The flight was only about an hour and I soon arrived in Madrid. I found a payphone and called Vicky, a girl from Lithuania who was now living in Madrid. I met her on CouchSurfing and she told me to call her when I arrived. She was unable to host me, but recommended an area where I could find a cheap and safe place to stay. I took the metro there and found a private room in a two-star hostel for 50 euros. It didn’t seem to pricey at the time but once I did the conversion I realized it was about $80!
Vicky and I planned on meeting up around 9:00pm to grab a drink and do some sight seeing. Until then, I enjoyed my nice clean room and took a HOT shower. It was nice to have a private room, bathroom, and hot shower for a change.

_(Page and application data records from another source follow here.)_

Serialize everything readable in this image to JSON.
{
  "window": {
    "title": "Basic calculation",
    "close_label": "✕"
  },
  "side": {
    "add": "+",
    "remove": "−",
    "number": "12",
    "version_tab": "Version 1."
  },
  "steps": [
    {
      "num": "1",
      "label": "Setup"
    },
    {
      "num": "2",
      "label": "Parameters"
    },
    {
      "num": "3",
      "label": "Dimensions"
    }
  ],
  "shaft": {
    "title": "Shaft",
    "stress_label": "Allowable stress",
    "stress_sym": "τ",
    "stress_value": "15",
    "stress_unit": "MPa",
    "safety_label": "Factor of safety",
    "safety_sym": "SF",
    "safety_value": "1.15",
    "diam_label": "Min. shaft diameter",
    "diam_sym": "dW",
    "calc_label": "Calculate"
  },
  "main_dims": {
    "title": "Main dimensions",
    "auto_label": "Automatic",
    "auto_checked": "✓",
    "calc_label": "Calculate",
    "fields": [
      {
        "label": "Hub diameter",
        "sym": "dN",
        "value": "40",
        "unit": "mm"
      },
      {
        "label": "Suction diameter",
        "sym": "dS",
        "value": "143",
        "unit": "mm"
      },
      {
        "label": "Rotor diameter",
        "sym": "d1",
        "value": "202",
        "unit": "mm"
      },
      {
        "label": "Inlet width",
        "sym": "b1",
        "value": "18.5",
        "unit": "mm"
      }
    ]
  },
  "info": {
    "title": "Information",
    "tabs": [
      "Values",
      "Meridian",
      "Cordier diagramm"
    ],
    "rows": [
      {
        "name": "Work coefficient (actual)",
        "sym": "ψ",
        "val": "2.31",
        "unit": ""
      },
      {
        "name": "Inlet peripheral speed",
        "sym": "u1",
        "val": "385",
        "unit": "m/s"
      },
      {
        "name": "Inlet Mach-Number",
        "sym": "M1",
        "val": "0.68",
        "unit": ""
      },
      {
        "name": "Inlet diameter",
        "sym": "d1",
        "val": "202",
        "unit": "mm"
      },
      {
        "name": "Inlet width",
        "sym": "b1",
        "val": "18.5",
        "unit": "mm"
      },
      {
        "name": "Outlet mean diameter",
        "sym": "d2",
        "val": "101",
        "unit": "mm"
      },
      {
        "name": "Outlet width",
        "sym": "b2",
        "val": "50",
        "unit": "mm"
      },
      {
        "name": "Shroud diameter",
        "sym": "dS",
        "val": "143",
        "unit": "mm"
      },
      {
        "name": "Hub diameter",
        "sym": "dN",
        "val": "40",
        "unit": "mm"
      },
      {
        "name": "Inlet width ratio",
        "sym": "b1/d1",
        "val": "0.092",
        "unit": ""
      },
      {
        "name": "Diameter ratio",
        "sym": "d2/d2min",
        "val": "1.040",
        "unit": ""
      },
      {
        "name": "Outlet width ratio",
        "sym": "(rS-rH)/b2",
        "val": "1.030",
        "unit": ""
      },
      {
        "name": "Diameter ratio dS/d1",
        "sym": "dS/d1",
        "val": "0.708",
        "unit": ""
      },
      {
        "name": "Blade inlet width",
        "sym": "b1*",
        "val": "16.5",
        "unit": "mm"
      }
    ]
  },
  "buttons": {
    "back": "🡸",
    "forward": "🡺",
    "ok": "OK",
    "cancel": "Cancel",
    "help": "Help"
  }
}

Since I had an early morning flight and was only in Madrid for the night, I ventured out to see the city. I was given a nice walking map at the airport and it came in very handy. I walked all over the area near Puerto del Sol just gazing at the beautiful buildings, cobble stone roads, and amazing statues. There was a food and music festival going on in one of the squares so I listened to a great jazz band and was tempted to try some fresh prosciutto (ham/bacon, a specialty of Madrid).
I was quite hungry and decided to get dinner before meeting up with Vicky. Madrid has more restaurants in such a small area than I have ever see before. The choices were virtually limitless and I had a hard time deciding on what to eat. Once I found a menu that looked good I grabbed a seat on the patio and did some people watching. I was disappointed to find out that they were already out of the paella dish I wanted to try. I was tempted to go somewhere else but I didn’t and regretted it. My meal wasn’t very good at all. A chicken and rice dish with a half-cooked egg yolk cracked over the top. It wasn’t horrible, but it wasn’t great either. Unfortunately it upset my stomach later though so that was disappointing.
I did some more walking around and ran across Cervantes statue in one of the parks. Something about it really struck me. Maybe it was that I had just finished reading Don Quixote a couple of months prior. Or it could have been how my professor had told us about this exact statue that was erected for the great Spanish author. Whatever it was, I had completely forgotten that it was there and found it only by chance. Don Quixote was an amazing book and Cervantes a wonderful writer. My only wish was that I was profeccient enough in Spanish to read it in its native language.
It was time to meet up with Vicky so I headed to Puerta del Sol where all the young people hung out. I found Vicky and we decided to go grab a drink. We sat down in a bar that was playing some loud electro music and after one mojito for her, and one diet coke for me, we decided to leave.
Vicky was fairly new to the area. She moved there from Lithuania to study. I was impressed that she could speak Spanish and English fluently, not to mention her native language.
Madrid really is a wonderful city to just simply wander by foot. We did that for a while and she pointed out a few popular landmarks to me. Eventually we decided it was late and she asked where I was staying so she could take me there. I told her that I had my map and had already mastered the city, so I insisted on walking her home and then making my way back. Anyway, it offered me a bit more sightseeing before I had to leave. OK, I got a little lost on the way back when I put my map away, but that’s OK. Whenever I realized I didn’t know where I was, I just pulled the map out and figured out my location.
Finally I returned for the night and fell asleep quickly. In the morning it was time to pack my bag and take the metro back to the airport. The week had flown by and I had an amazing time. I wished I could have stayed longer but I had to get back to my job and school.